Because the perspective in the story switches between the main characters the reader is introduced to the strange habitats on Keanu on several different levels, ranging from teenage girl, via mysterious alien to fully qualified scientist. It also means that the book is filled with cliff-hangers. Most chapters, and individual narratives, end on a pivotal moment forcing the reader to keep on reading. But since the chapters you need to read before you arrive at the resolution of your cliff-hanger all end on similar highs there is always this urge to keep on reading.
Another advantage of the alternating narrator set-up is that the reader gets an insight into characters and their motivations without the need for lengthy descriptions. The actions, thoughts and emotions as described by the characters give each of them their own, unique personality.
The space-ship, Keanu, is a marvel consisting of several habitats, all completely geared towards their individual and very diverse inhabitants. As small groups of humans explore various parts of Keanu, the reader gets an insight into the set up of the space-ship as well as the different life-forms it accommodates. Having said that, I did feel that a little more information about the non-human occupants and their role in the struggle against the common enemy would have been helpful. In fact, that lack of information in favour of action would be my one, minor, reservation about this book.

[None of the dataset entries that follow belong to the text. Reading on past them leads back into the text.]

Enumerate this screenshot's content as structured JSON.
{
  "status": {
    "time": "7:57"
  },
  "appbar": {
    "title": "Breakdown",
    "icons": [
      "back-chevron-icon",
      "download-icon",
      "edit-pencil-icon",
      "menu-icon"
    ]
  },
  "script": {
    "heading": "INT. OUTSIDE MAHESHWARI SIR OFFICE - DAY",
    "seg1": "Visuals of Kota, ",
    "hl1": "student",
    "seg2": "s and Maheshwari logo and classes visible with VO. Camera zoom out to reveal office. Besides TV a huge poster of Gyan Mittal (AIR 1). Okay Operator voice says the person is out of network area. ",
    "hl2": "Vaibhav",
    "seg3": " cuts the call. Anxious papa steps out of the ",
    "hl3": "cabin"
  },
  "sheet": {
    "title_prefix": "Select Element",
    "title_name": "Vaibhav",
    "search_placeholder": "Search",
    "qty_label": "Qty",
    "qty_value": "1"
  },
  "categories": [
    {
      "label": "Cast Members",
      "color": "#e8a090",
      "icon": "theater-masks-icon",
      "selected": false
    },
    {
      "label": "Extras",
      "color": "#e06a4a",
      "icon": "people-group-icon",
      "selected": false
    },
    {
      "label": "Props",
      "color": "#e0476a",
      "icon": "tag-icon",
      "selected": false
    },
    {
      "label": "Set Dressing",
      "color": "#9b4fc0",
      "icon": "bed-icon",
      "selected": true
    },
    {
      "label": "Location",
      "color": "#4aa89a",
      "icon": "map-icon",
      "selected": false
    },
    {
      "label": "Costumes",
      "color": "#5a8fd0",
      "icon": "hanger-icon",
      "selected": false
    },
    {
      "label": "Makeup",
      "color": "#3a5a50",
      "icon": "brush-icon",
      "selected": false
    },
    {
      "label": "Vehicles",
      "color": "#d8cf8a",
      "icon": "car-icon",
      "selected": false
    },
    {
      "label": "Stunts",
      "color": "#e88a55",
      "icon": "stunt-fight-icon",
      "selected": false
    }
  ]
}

Overall though, this was a gripping space adventure and a true page-turner. This is also very much a story in the middle of a beginning and (as far as I know) the end in the next book. While the book starts where the first book ended, it also finishes at such a moment that the reader is left with no idea what exactly is going on or might be about to happen next. It will be a long wait for the third book and an answer to the questions this story has left the reader with.